* Prompt: From the line containing "Enumerate this screenshot's" down to the last line of the records below, give every line again without any change.

(Given data begins)

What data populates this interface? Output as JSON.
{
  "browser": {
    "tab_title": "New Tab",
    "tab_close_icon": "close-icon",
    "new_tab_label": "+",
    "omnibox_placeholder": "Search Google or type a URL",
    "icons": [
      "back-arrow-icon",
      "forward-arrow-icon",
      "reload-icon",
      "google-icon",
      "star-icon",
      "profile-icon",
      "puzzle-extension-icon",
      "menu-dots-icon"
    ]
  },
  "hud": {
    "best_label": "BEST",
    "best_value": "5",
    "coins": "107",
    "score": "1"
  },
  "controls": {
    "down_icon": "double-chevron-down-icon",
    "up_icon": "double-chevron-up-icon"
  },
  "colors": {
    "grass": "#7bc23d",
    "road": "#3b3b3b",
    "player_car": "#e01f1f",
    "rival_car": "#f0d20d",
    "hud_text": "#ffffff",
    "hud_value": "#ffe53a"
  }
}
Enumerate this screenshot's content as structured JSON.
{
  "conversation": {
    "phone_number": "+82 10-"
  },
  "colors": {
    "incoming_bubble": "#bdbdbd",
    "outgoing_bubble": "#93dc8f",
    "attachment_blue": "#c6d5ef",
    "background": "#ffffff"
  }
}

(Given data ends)

* Final answer:
Enumerate this screenshot's content as structured JSON.
{
  "conversation": {
    "phone_number": "+82 10-"
  },
  "colors": {
    "incoming_bubble": "#bdbdbd",
    "outgoing_bubble": "#93dc8f",
    "attachment_blue": "#c6d5ef",
    "background": "#ffffff"
  }
}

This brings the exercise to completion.